Even on Saturdays, there is no let-up for the UCC servers. On that day, students like to work through what they’ve learned during the week. In addition, many universities hold block seminars lasting several hours. “These peak-load periods alternate with periods when the servers aren’t needed at all,” says Bögelsack. “Virtualization helps us absorb the peak times by dynamically distributing resources without having to constantly buy more hardware.”
With more and more universities looking to profit from the services of the UCC, additional servers would normally have been required long ago. “We are growing with the success of SAP and the SAP University Alliances Program,” says Helmut Krcmar, professor of business informatics at the Technical University of Munich and head of the UCC. But the UCC can’t just keep buying new hardware. Krcmar explains: “Virtualization is our way of dealing with growth.”

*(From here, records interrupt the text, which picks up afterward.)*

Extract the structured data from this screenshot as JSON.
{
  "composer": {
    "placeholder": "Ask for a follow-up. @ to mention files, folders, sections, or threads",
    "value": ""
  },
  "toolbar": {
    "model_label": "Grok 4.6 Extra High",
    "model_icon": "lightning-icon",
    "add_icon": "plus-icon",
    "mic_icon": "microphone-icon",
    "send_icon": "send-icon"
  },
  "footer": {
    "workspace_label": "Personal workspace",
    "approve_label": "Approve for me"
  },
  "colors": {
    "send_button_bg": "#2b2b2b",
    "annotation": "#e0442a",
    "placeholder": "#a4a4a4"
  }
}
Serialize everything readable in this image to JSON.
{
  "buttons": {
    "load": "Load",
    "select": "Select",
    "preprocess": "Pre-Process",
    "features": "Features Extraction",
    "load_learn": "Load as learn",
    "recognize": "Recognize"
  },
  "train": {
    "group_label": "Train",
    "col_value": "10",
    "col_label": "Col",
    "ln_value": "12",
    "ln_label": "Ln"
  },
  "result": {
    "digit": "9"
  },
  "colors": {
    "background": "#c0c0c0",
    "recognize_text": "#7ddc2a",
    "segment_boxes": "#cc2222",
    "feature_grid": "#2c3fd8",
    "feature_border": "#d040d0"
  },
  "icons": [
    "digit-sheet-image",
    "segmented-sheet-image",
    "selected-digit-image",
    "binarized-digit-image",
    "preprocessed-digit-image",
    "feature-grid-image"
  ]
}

The UCC now has some 100 virtual machines running on just 21 servers – and the degree of virtualization is increasing. This enables the UCC to quickly link up new universities to its network without having to wait weeks for new hardware. What’s more, there is aöso a reduction in what Krcmar calls “disk space waste”: Thanks to virtualization, the hard disks in the UCC data center are run at almost full capacity. “This is a key cost argument for us and for our customers.” Before storage virtualization was implemented, only the disk space directly connected to a server could be used: Only one server could benefit from the available disk space. In the virtualized environment, all the servers can profit from it.
The UCC’s customers benefit in another way from its virtualization initiatives. UCC employees conduct ongoing research into how Sun and SAP can increasingly profit from each other through studying virtualization, and how virtualization solutions can help improve capacity use in complex SAP landscapes. As Krcmar says: “We can conduct research on a very practical level here. This benefits hardware and software vendors and enables us to increase the quality of the training we offer for lecturers and students.”
UCC administrator Bögelsack has also learned a great deal in recent years. Without virtualization, it would be almost impossible for him to manage the hardware in the UCC data center singlehandedly. And if he suddenly yearns for the experience of a hotel room in Hawaii, he only has to pop down to the basement.